Coincidence is one of those plot devices that work best when used sparingly. Consider:
- HOW MANY COINCIDENCES DO YOU HAVE? One good, solid coincidence can fit well within the suspension of a reader’s disbelief. Four or five? Not so much. That was one big problem with coincidence in my first novel: the sheer number of coincidences was just too much to feel credible.
- HOW LIKELY/ BELIEVABLE IS A COINCIDENCE IN THE WORLD OF YOUR STORY? Remember how my princess and knight ran into each other in the market? I made sure to write into the story that the princess sneaks out to the market pretty regularly, if not every day. That makes the coincidence of the meeting a bit more believable than if this was the first and only occasion their meeting was a possibility. The obvious correlation here: the more unlikely a coincidence is to happen, the weaker it will feel to your readers as a legitimate plot progression.
- WHAT ROLE DOES COINCIDENCE PLAY IN YOUR PLOT DEVELOPMENT? Generally, I feel that coincidence works better–in that it feels much less forced–as a device to begin a plot or subplot rather than to end one. When you need coincidence to wrap things up, you disappoint readers because you have written characters, and asked readers to invest in characters, who can’t get things done without substantial help from the universe/fate/karma/God.
- HOW CRITICAL IS COINCIDENCE TO PLOT DEVELOPMENT? Is it the hinge on which everything turns? Or is it a smaller factor, one of many pieces that work together to solve a puzzle? Another obvious connection, but one that it’s worth breaking down as a writer: The more critical to the story mere coincidence is, the more likely it is to weaken the fabric of your plot.
THE COINCIDENCE THAT ISN’T A COINCIDENCE
One thing that I’ve always loved as a reader, at least in the mystery/whodunit genre, is the surprise “coincidence that isn’t.”
You know what I mean: what a main character, and you the reader, judge to be a coincidence turns out to be the product of carefully planning and/or manipulation. It’s not a coincidence at all.

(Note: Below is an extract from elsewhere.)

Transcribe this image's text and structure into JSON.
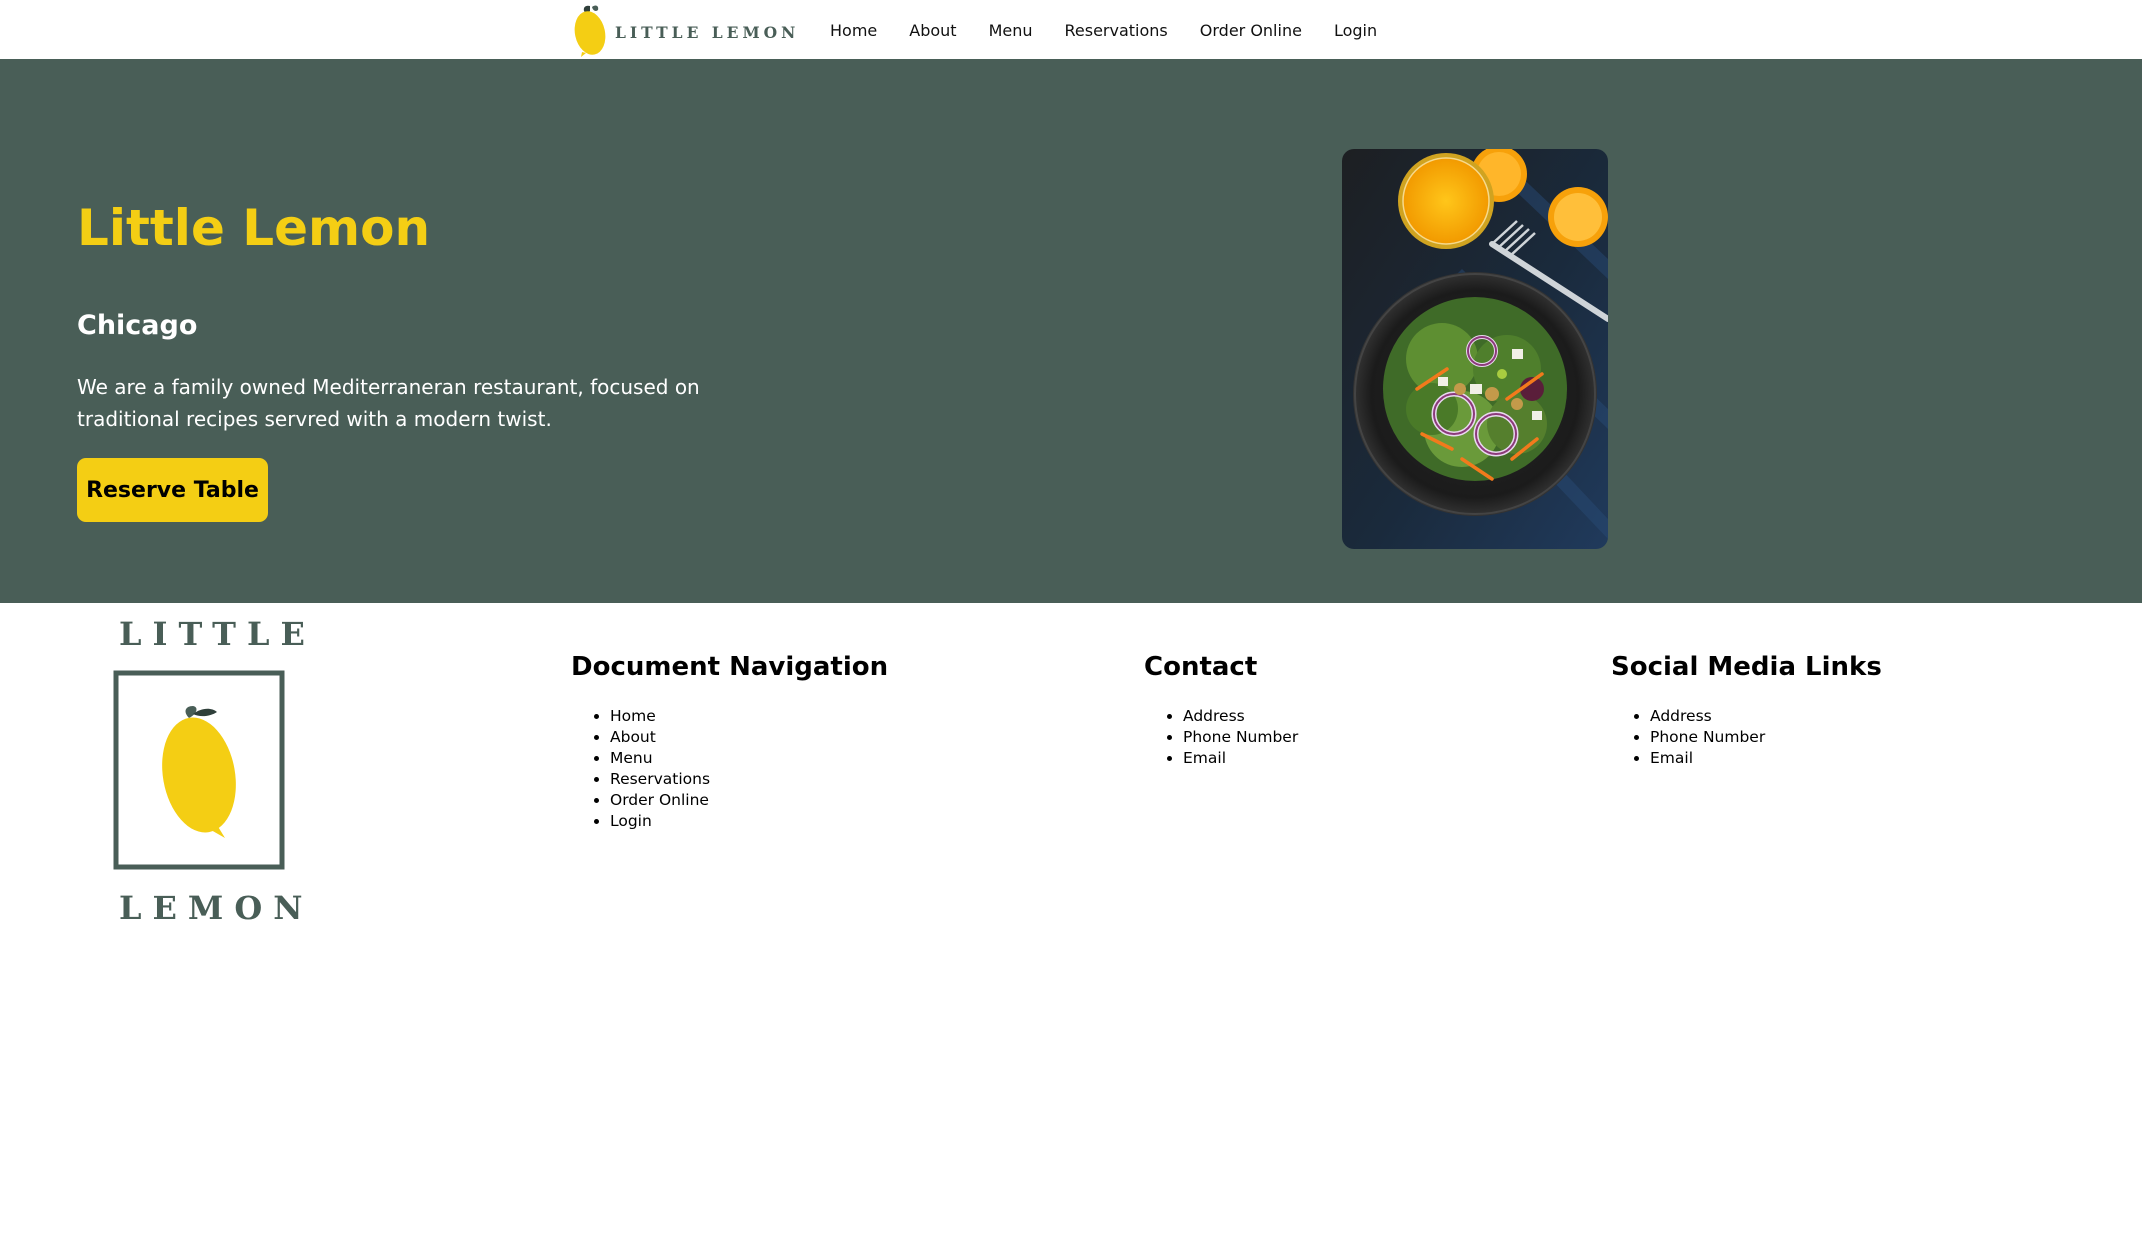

This can be a fun device if, again, not too much hinges on it (depending on genre) and the “coincidence” isn’t too unbelievable or ridiculous.
Remember, there will be a period of time that a reader will judge the “coincidence” to be a genuine, real chance occurrence. And if it’s just too outlandish or unlikely, some readers might stop reading before the truth comes out. That’s never good.
ALL ISN’T LOST
Never forget that editing after the fact (after a draft or two) might help you tone down a problem coincidence, if you have one.
Reforming your plot in a major way might be your best option, but depending on the circumstances, you might be able to lower the prominence, up the degree of likelihood, and bring down the importance factor of a trouble coincidence.
I’ve done this…. I’ve changed dates and locations of coincidences to settings that make more sense. I’ve altered the setup of coincidences–the “just before”–so that a coincidence feels less forced and feels less critical. I’ve toned down the content of coincidences, cutting some factors so that my coincidence involves two things lining up instead of three or four.
Don’t underestimate the value of a little tweak, or even two or three little tweaks to the scenario that is too coincidental! The effect of small changes can prove larger than the sum of their parts.
So, what do you think about coincidence in plot? Where for you, as a reader, does the line get crossed? When is something just too lucky? What are your guidelines for coincidence as a writer? How do you handle it as a plot device?
If you liked this post, you can sign up to follow my blog by email at the top right of the page. You might also enjoy these other posts on plot…. and don’t forget to drop by Wednesday, for the continuation of this “plot issue” series. We’ll be moving on to pacing your plot development.